● **Problem description**
If a line of the material contains "zoom", copy it.
*-*-*
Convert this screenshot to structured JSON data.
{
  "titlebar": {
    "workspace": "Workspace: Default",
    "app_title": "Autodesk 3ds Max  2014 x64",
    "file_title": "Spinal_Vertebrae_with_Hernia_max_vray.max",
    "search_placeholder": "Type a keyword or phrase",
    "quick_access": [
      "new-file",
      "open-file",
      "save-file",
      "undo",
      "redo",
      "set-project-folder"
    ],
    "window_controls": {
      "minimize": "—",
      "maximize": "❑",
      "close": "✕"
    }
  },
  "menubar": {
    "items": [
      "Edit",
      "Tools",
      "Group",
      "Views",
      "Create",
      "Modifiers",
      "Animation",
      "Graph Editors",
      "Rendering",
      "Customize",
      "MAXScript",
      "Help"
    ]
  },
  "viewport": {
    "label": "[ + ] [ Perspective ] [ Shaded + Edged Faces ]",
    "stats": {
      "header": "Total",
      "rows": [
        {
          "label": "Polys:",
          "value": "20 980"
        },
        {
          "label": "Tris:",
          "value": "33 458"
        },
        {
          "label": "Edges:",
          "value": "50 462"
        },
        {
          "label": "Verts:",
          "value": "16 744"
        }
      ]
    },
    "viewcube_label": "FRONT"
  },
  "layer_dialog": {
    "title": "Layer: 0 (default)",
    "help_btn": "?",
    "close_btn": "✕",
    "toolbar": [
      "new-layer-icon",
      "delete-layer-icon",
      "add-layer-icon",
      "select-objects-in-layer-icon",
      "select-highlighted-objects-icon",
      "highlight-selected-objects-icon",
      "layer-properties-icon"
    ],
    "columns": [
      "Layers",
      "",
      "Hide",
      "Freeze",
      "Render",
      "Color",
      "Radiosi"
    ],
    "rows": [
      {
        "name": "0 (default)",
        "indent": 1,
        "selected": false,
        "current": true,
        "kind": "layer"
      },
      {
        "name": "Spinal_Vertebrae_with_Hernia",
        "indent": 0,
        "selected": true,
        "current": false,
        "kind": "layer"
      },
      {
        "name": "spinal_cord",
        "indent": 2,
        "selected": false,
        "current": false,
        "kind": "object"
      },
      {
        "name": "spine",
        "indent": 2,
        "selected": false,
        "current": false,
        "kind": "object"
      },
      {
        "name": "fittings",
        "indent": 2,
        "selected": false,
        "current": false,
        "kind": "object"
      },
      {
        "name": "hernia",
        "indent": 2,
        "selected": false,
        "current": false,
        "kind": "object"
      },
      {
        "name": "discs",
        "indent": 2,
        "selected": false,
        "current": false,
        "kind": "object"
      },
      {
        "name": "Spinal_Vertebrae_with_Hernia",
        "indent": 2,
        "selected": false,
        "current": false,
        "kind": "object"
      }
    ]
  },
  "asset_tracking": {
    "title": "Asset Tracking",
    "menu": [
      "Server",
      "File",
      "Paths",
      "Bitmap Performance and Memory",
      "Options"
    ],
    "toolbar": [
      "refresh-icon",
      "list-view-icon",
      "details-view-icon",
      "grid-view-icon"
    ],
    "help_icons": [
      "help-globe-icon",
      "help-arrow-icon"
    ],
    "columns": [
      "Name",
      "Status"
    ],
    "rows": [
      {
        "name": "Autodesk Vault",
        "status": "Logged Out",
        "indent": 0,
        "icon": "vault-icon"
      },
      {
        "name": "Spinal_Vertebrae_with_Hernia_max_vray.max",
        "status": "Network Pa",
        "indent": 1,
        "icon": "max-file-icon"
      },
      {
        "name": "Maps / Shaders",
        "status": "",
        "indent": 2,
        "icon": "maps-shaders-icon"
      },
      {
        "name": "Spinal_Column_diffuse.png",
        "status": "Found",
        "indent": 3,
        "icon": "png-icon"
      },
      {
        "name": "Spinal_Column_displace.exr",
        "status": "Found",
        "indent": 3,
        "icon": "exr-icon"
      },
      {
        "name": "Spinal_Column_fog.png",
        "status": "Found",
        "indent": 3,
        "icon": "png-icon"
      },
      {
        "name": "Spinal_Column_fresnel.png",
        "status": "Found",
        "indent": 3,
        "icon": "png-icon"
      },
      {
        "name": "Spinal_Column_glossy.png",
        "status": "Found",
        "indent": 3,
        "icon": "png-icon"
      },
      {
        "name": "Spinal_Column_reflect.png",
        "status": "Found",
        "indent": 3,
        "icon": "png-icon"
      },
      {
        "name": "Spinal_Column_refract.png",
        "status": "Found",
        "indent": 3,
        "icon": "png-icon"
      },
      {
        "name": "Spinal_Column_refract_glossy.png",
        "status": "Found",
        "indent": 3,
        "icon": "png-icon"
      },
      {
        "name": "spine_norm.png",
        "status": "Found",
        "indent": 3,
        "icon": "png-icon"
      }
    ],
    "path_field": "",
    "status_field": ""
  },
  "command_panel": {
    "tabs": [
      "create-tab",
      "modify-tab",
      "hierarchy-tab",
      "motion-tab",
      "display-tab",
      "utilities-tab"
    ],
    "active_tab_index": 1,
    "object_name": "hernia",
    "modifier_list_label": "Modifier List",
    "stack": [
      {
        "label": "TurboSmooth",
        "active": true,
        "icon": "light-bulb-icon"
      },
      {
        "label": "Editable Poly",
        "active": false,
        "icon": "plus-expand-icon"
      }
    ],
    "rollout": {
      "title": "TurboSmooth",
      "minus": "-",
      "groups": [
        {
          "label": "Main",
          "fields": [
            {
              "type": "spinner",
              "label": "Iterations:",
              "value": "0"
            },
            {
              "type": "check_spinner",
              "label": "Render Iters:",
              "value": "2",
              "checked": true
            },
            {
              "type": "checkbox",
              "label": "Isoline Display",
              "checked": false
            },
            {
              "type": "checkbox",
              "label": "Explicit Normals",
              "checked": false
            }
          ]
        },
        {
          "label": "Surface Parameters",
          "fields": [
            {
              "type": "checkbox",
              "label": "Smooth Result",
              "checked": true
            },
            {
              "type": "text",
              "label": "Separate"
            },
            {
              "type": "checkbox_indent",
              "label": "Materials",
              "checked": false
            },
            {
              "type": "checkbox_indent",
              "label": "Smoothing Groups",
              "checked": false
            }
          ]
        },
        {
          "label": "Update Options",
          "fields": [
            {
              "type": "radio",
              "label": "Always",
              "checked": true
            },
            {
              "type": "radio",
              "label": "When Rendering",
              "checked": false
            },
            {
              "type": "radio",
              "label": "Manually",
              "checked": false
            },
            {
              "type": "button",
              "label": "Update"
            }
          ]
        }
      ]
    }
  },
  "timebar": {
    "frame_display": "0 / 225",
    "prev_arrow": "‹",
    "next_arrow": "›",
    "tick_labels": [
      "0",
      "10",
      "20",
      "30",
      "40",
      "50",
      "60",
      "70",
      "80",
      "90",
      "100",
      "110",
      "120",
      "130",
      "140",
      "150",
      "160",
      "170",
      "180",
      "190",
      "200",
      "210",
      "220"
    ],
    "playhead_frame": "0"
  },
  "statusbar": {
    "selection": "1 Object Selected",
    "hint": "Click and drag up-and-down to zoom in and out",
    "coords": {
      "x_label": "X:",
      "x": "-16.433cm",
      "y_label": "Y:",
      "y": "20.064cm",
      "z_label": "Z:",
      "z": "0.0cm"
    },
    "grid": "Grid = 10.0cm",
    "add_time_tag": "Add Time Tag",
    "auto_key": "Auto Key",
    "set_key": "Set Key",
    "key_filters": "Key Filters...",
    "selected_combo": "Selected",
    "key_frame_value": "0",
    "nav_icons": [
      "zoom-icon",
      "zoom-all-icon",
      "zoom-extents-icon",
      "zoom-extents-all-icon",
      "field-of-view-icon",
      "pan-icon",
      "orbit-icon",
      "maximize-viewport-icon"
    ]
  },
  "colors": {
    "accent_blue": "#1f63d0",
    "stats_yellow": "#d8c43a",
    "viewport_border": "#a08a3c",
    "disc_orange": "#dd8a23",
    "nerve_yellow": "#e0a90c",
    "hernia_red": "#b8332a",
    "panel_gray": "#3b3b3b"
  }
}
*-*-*
● **Task answer**
    "hint": "Click and drag up-and-down to zoom in and out",
      "zoom-icon",
      "zoom-all-icon",
      "zoom-extents-icon",
      "zoom-extents-all-icon",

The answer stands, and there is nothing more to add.